This article will outline key things to remember when you are letting someone go for the first time. Each organization/jurisdiction will have it’s own approach and laws, so always connect with your HR partners to follow your company’s process. What I am outlining here are elements to help you manage the narrative in your own head, as this situation can be mentally and emotionally challenging.
1. You’re just doing your job. Part of managing people involves the unfortunate task of delivering bad news. That’s part what you get paid to do.
2. The employee is responsible for their performance. Even with good coaching and clear direction, sometimes people just aren’t a good fit. You’ve likely given them ample opportunity to turn things around and you haven’t seen any improvement. You cannot bear full responsibility for this situation.
3. Long term, you are helping them. Anyone who’s ever been fired knows that while it’s shocking and difficult to digest, longer term its often for the best. As the manager, you are clearing the path for their next opportunity which may be exactly what’s needed. You likely care deeply about your people – and realize this decision has impact for the employee and their family right now. Just know that in the longer term, it is best for everyone.
4. Talk it out. Don’t go through this process alone, find your HR partner, your manager, or a friend with experience to help you map this out. Be empathetic. Practice what you will say. Get some rest the night before. Arrive early. Preparation builds confidence.
5. It sucks – be ok with it. Ultimately, firing someone is hard.
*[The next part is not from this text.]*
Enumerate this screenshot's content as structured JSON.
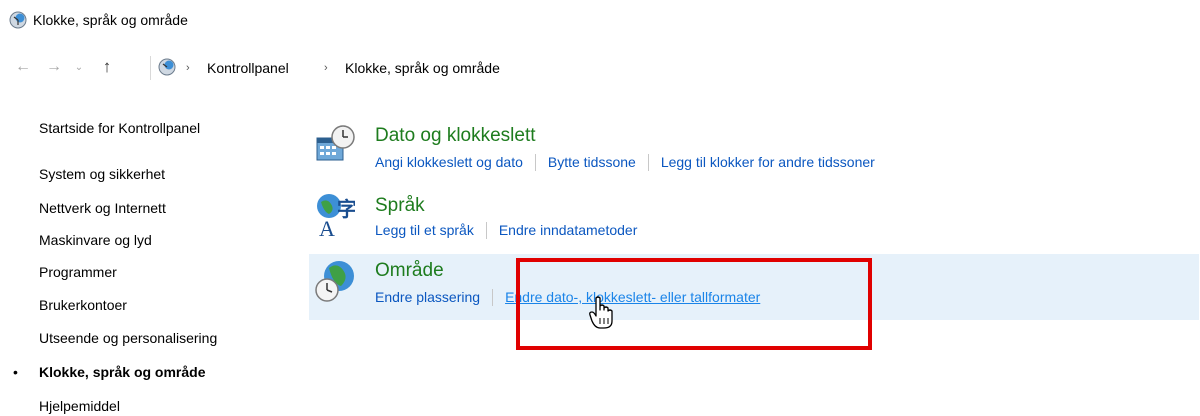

You lose sleep, anxiety levels rise, worrying escalates – none of which change the outcome. Accept the hard truth for what it is, and meet it head on.